At the halfway point to May’s election, ELC’s Education Committee has tabled a paper on destinations for its school leavers. It highlighted a 2% year-on-year improvement in positive destinations (F.E. colleges, universities, training and jobs), despite a huge 40% ‘bulge’ in numbers leaving last year (2009/10). That said, too many leavers still find themselves unemployed and variations among the six high schools are still too great.
Variations in the share going to university (between 28% and 55%) is not necessarily bad if an uptake in vocational makes up the difference. But that’s not the case. Although more Ross High leavers went for training and jobs, those added up to only half the shortfall of academic leavers. Also, Musselburgh Grammar and Ross High had both been poor at steering leavers into training prior to this year’s improvement from 1% to over 5%.

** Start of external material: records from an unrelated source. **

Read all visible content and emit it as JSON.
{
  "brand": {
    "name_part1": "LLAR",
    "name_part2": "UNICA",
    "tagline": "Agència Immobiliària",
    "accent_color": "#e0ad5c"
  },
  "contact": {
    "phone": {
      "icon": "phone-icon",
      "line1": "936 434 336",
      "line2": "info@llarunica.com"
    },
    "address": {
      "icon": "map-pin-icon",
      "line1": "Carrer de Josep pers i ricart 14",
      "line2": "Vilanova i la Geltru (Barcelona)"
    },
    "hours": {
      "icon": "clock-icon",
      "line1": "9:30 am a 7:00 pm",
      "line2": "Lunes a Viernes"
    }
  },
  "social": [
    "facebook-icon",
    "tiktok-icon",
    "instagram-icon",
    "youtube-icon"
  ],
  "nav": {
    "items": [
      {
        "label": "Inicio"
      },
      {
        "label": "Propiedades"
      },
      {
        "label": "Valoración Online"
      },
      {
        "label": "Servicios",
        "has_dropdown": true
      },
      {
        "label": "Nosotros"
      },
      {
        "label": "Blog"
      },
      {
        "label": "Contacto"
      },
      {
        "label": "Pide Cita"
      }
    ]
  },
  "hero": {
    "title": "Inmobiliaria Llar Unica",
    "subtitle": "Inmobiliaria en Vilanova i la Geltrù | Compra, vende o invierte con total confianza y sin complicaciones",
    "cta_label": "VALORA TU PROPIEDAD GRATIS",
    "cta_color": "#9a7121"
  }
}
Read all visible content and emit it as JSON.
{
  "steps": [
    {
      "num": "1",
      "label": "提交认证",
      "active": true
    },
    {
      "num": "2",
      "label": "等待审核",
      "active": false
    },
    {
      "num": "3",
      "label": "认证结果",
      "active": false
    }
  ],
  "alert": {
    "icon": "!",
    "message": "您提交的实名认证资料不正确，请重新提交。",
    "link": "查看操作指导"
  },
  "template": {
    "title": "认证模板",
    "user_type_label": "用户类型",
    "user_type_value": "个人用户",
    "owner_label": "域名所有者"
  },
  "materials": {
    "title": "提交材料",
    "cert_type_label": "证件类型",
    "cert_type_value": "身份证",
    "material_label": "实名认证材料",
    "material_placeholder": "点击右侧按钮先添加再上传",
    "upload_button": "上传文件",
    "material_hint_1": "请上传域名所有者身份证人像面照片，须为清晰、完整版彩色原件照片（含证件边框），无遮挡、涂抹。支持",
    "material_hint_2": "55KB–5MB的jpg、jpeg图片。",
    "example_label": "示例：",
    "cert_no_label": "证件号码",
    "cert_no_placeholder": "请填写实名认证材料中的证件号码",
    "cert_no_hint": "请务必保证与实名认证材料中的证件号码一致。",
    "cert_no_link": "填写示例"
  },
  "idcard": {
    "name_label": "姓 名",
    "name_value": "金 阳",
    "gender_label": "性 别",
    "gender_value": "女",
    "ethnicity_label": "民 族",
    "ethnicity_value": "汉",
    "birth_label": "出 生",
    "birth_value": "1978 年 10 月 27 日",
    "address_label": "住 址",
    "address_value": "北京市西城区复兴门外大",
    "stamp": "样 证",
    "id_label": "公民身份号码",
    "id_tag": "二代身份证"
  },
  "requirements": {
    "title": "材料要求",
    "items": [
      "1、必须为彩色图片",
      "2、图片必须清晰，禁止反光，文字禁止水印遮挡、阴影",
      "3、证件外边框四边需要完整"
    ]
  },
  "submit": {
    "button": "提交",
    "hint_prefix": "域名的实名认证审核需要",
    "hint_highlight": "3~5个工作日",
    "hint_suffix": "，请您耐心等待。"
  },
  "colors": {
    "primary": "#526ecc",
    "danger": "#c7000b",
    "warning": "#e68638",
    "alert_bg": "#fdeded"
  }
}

Confusing the issue is the number of leavers taking ‘gap year’, especially prevalent at NBHS, which skews the East Lothian figures to look worse than national statistics when they are, in fact, rather better. Perhaps most frustrating of all is that academic standards are rising faster in lower-performing schools (a hard thing to achieve) while training and job destinations stay stubbornly low. Is this due to education or the sheer paucity of business in East Lothian to offer such destinations—including the council?